"It worked!" Ann and Ray, giddily relieved, clutched at each other in happiness and the General patted them both on the shoulder.
"Nice work," he told them, and their pale faces told them that Tony and Doug weren't the only ones in need of a little rest. "I'm ending this shift early," he declared to them, "I want you both to go home and get some rest. Jerry and Jiggs can look after things for a few hours and I need both of you to be in your top form for when we get full power and can attempt a retrieval."
The two scientists opened their mouths simultaneously to argue, but General Kirk beat them to the punch. "No arguments! You yourself said, Ann, that we won't be able to do anything more until the power supply replenishes itself and that isn't for another nineteen hours. I won't have my two most valuable scientists exhaust themselves for no reason. Go and rest!"
Grudgingly, they stood up, accepting his orders. Ann, more stubborn than Ray (though only by a bit) jutted her chin and looked him in the eye. "Only if you promise to get some sleep too, General. It isn't just Ray and I who are in danger of exhaustion."
The General nodded with a smile. "Thank you, Ann. Yes, I think I'll be getting some rest too. With any luck, Tony and Doug will get a reprieve of their own."

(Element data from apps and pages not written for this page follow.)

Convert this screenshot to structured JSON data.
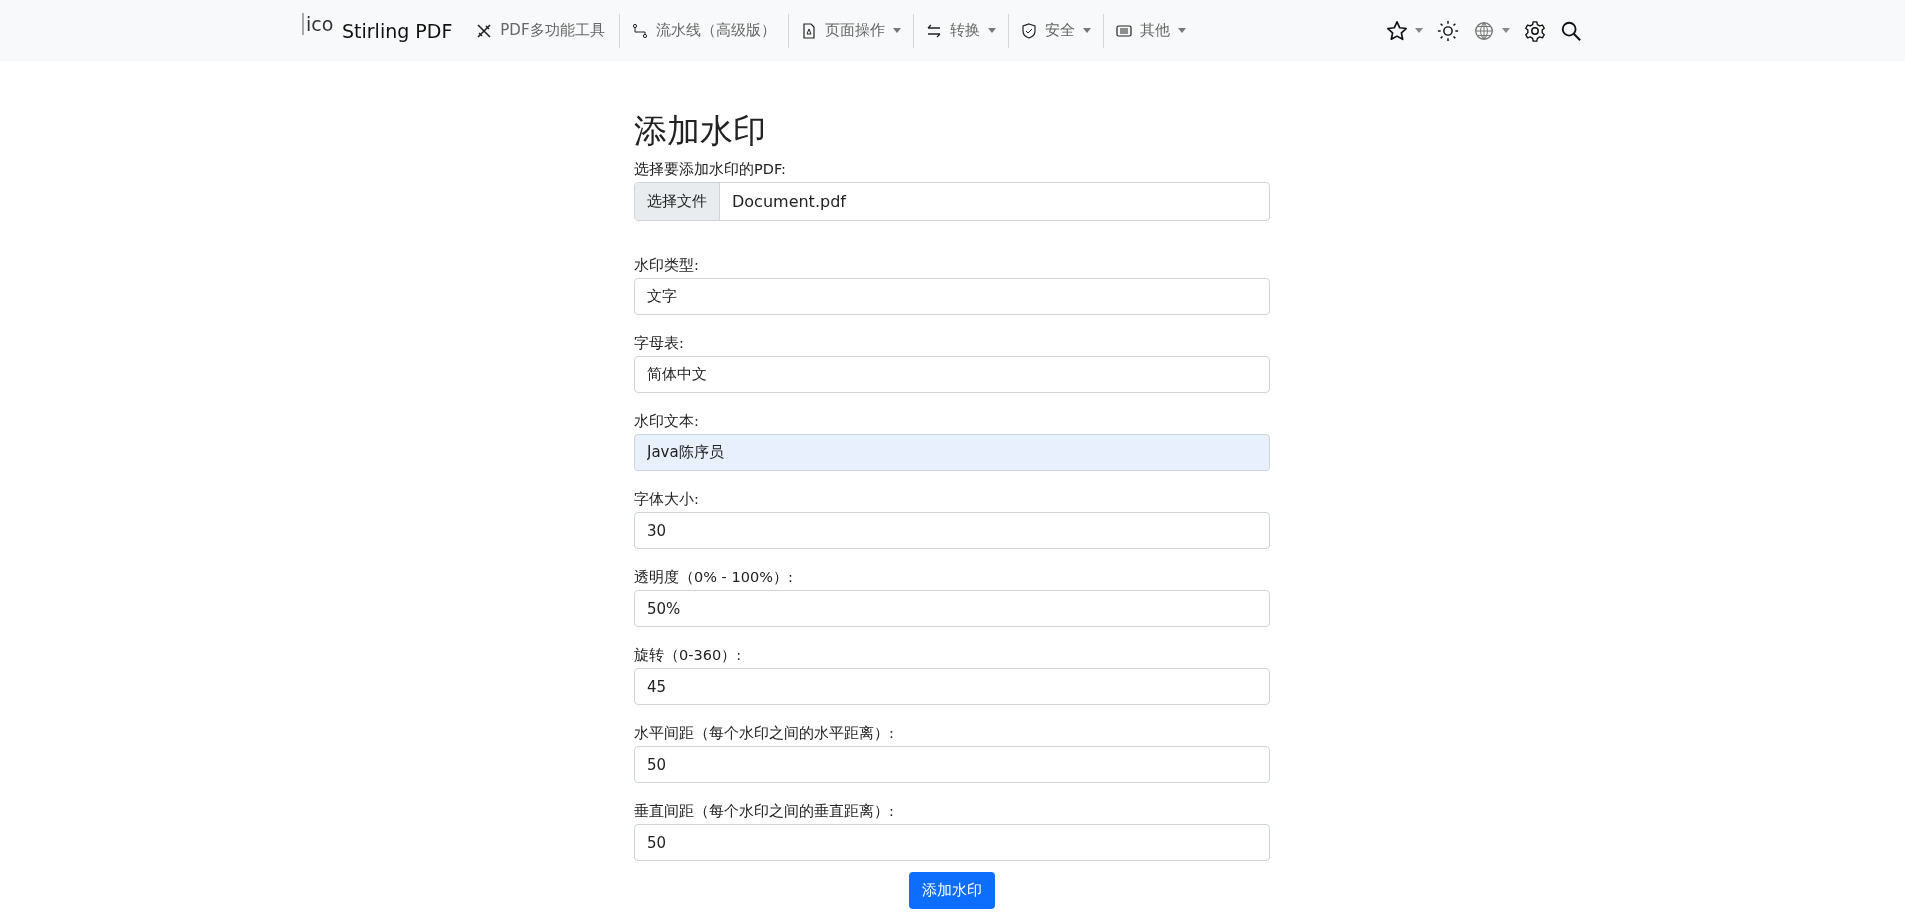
{
  "navbar": {
    "logo_alt": "ico",
    "brand": "Stirling PDF",
    "items": [
      {
        "label": "PDF多功能工具",
        "dropdown": false
      },
      {
        "label": "流水线（高级版）",
        "dropdown": false
      },
      {
        "label": "页面操作",
        "dropdown": true
      },
      {
        "label": "转换",
        "dropdown": true
      },
      {
        "label": "安全",
        "dropdown": true
      },
      {
        "label": "其他",
        "dropdown": true
      }
    ],
    "right": [
      {
        "dropdown": true
      },
      {
        "dropdown": false
      },
      {
        "dropdown": true
      },
      {
        "dropdown": false
      },
      {
        "dropdown": false
      }
    ]
  },
  "form": {
    "title": "添加水印",
    "file": {
      "label": "选择要添加水印的PDF:",
      "button": "选择文件",
      "value": "Document.pdf"
    },
    "fields": [
      {
        "label": "水印类型:",
        "value": "文字",
        "highlighted": false
      },
      {
        "label": "字母表:",
        "value": "简体中文",
        "highlighted": false
      },
      {
        "label": "水印文本:",
        "value": "Java陈序员",
        "highlighted": true
      },
      {
        "label": "字体大小:",
        "value": "30",
        "highlighted": false
      },
      {
        "label": "透明度（0% - 100%）:",
        "value": "50%",
        "highlighted": false
      },
      {
        "label": "旋转（0-360）:",
        "value": "45",
        "highlighted": false
      },
      {
        "label": "水平间距（每个水印之间的水平距离）:",
        "value": "50",
        "highlighted": false
      },
      {
        "label": "垂直间距（每个水印之间的垂直距离）:",
        "value": "50",
        "highlighted": false
      }
    ],
    "submit": "添加水印"
  }
}
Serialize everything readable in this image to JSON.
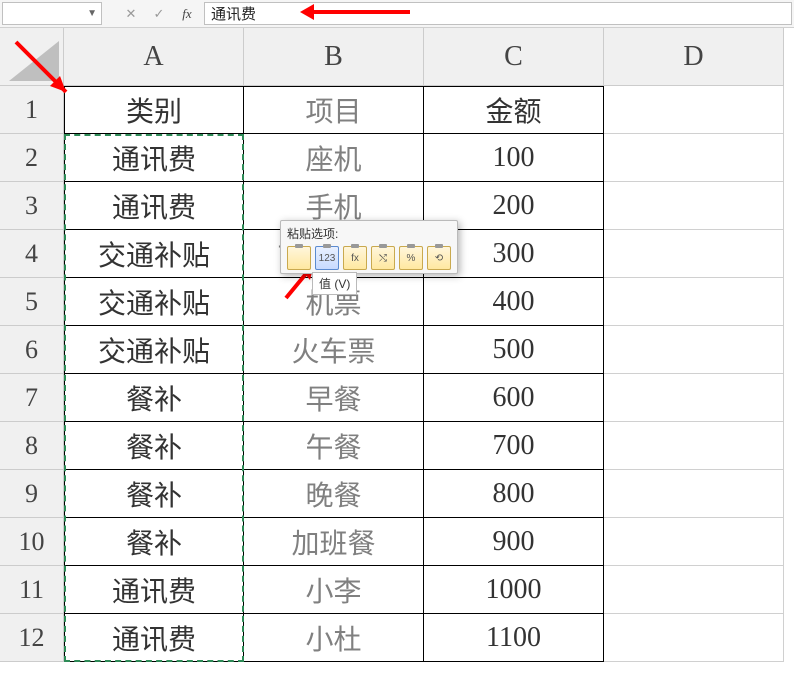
{
  "formula_bar": {
    "namebox_value": "",
    "formula_value": "通讯费"
  },
  "columns": [
    "A",
    "B",
    "C",
    "D"
  ],
  "row_numbers": [
    "1",
    "2",
    "3",
    "4",
    "5",
    "6",
    "7",
    "8",
    "9",
    "10",
    "11",
    "12"
  ],
  "table": {
    "header": {
      "a": "类别",
      "b": "项目",
      "c": "金额"
    },
    "rows": [
      {
        "a": "通讯费",
        "b": "座机",
        "c": "100"
      },
      {
        "a": "通讯费",
        "b": "手机",
        "c": "200"
      },
      {
        "a": "交通补贴",
        "b": "市内出差",
        "c": "300"
      },
      {
        "a": "交通补贴",
        "b": "机票",
        "c": "400"
      },
      {
        "a": "交通补贴",
        "b": "火车票",
        "c": "500"
      },
      {
        "a": "餐补",
        "b": "早餐",
        "c": "600"
      },
      {
        "a": "餐补",
        "b": "午餐",
        "c": "700"
      },
      {
        "a": "餐补",
        "b": "晚餐",
        "c": "800"
      },
      {
        "a": "餐补",
        "b": "加班餐",
        "c": "900"
      },
      {
        "a": "通讯费",
        "b": "小李",
        "c": "1000"
      },
      {
        "a": "通讯费",
        "b": "小杜",
        "c": "1100"
      }
    ]
  },
  "paste_popup": {
    "title": "粘贴选项:",
    "options": [
      {
        "key": "paste",
        "label": ""
      },
      {
        "key": "values",
        "label": "123"
      },
      {
        "key": "formulas",
        "label": "fx"
      },
      {
        "key": "transpose",
        "label": "⤭"
      },
      {
        "key": "formatting",
        "label": "%"
      },
      {
        "key": "link",
        "label": "⟲"
      }
    ],
    "tooltip": "值 (V)"
  },
  "annotations": {
    "arrow_color": "#ff0000"
  }
}
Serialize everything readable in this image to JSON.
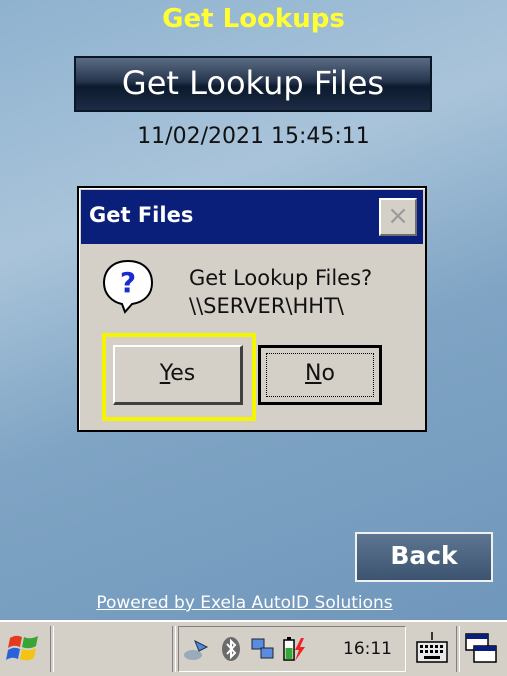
{
  "screen": {
    "title": "Get Lookups",
    "main_button_label": "Get Lookup Files",
    "datetime": "11/02/2021 15:45:11",
    "back_label": "Back",
    "powered_by": "Powered by Exela AutoID Solutions"
  },
  "dialog": {
    "title": "Get Files",
    "close_symbol": "×",
    "message_line1": "Get Lookup Files?",
    "message_line2": "\\\\SERVER\\HHT\\",
    "yes_prefix": "",
    "yes_mnemonic": "Y",
    "yes_rest": "es",
    "no_mnemonic": "N",
    "no_rest": "o",
    "icon": "question-icon"
  },
  "taskbar": {
    "clock": "16:11",
    "icons": [
      "windows-start-icon",
      "network-icon",
      "bluetooth-icon",
      "sync-icon",
      "battery-icon",
      "keyboard-icon",
      "window-switch-icon"
    ]
  },
  "colors": {
    "title": "#ffff33",
    "dialog_titlebar": "#0a1f7a",
    "highlight": "#f5f500"
  }
}
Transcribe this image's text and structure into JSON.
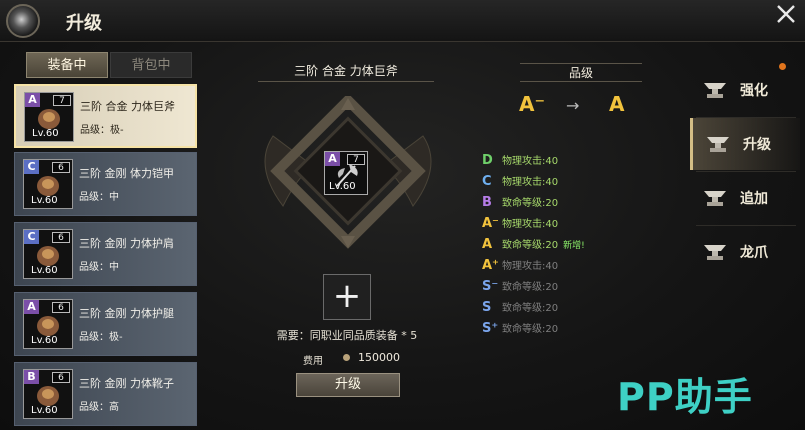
{
  "window": {
    "title": "升级"
  },
  "left_tabs": [
    {
      "label": "装备中",
      "active": true
    },
    {
      "label": "背包中",
      "active": false
    }
  ],
  "items": [
    {
      "grade": "A",
      "grade_suffix": "-",
      "grade_color": "#7b4fa8",
      "stars": "7",
      "level": "Lv.60",
      "name": "三阶 合金 力体巨斧",
      "quality": "品级：极-",
      "selected": true
    },
    {
      "grade": "C",
      "grade_suffix": "",
      "grade_color": "#5b6fc4",
      "stars": "6",
      "level": "Lv.60",
      "name": "三阶 金刚 体力铠甲",
      "quality": "品级：中",
      "selected": false
    },
    {
      "grade": "C",
      "grade_suffix": "",
      "grade_color": "#5b6fc4",
      "stars": "6",
      "level": "Lv.60",
      "name": "三阶 金刚 力体护肩",
      "quality": "品级：中",
      "selected": false
    },
    {
      "grade": "A",
      "grade_suffix": "",
      "grade_color": "#7b4fa8",
      "stars": "6",
      "level": "Lv.60",
      "name": "三阶 金刚 力体护腿",
      "quality": "品级：极-",
      "selected": false
    },
    {
      "grade": "B",
      "grade_suffix": "",
      "grade_color": "#7b4fa8",
      "stars": "6",
      "level": "Lv.60",
      "name": "三阶 金刚 力体靴子",
      "quality": "品级：高",
      "selected": false
    }
  ],
  "center": {
    "item_title": "三阶 合金 力体巨斧",
    "item_grade": "A",
    "item_stars": "7",
    "item_level": "Lv.60",
    "plus_symbol": "+",
    "requirement": "需要：同职业同品质装备 * 5",
    "cost_label": "费用",
    "cost_value": "150000",
    "upgrade_button": "升级"
  },
  "quality": {
    "header": "品级",
    "from": "A⁻",
    "arrow": "→",
    "to": "A"
  },
  "stats": [
    {
      "grade": "D",
      "color": "#6fd06a",
      "text": "物理攻击:40",
      "locked": false,
      "tag": ""
    },
    {
      "grade": "C",
      "color": "#6fb0f0",
      "text": "物理攻击:40",
      "locked": false,
      "tag": ""
    },
    {
      "grade": "B",
      "color": "#b57ce6",
      "text": "致命等级:20",
      "locked": false,
      "tag": ""
    },
    {
      "grade": "A⁻",
      "color": "#f2c33d",
      "text": "物理攻击:40",
      "locked": false,
      "tag": ""
    },
    {
      "grade": "A",
      "color": "#f2c33d",
      "text": "致命等级:20",
      "locked": false,
      "tag": "新增!"
    },
    {
      "grade": "A⁺",
      "color": "#f2c33d",
      "text": "物理攻击:40",
      "locked": true,
      "tag": ""
    },
    {
      "grade": "S⁻",
      "color": "#7aa4ea",
      "text": "致命等级:20",
      "locked": true,
      "tag": ""
    },
    {
      "grade": "S",
      "color": "#7aa4ea",
      "text": "致命等级:20",
      "locked": true,
      "tag": ""
    },
    {
      "grade": "S⁺",
      "color": "#7aa4ea",
      "text": "致命等级:20",
      "locked": true,
      "tag": ""
    }
  ],
  "nav": [
    {
      "label": "强化",
      "active": false,
      "icon": "anvil-icon"
    },
    {
      "label": "升级",
      "active": true,
      "icon": "anvil-icon"
    },
    {
      "label": "追加",
      "active": false,
      "icon": "anvil-icon"
    },
    {
      "label": "龙爪",
      "active": false,
      "icon": "anvil-icon"
    }
  ],
  "watermark": "PP助手"
}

With one last look around the room and a nod at Jiggs and Jerry, the General walked out of the room with a great deal more confidence than he actually felt. Hawaii, 2081. Praying harder than he'd prayed in a good long while to a god he was no longer sure existed, the General begged for his two Time Travelers to sill be alive when he got back.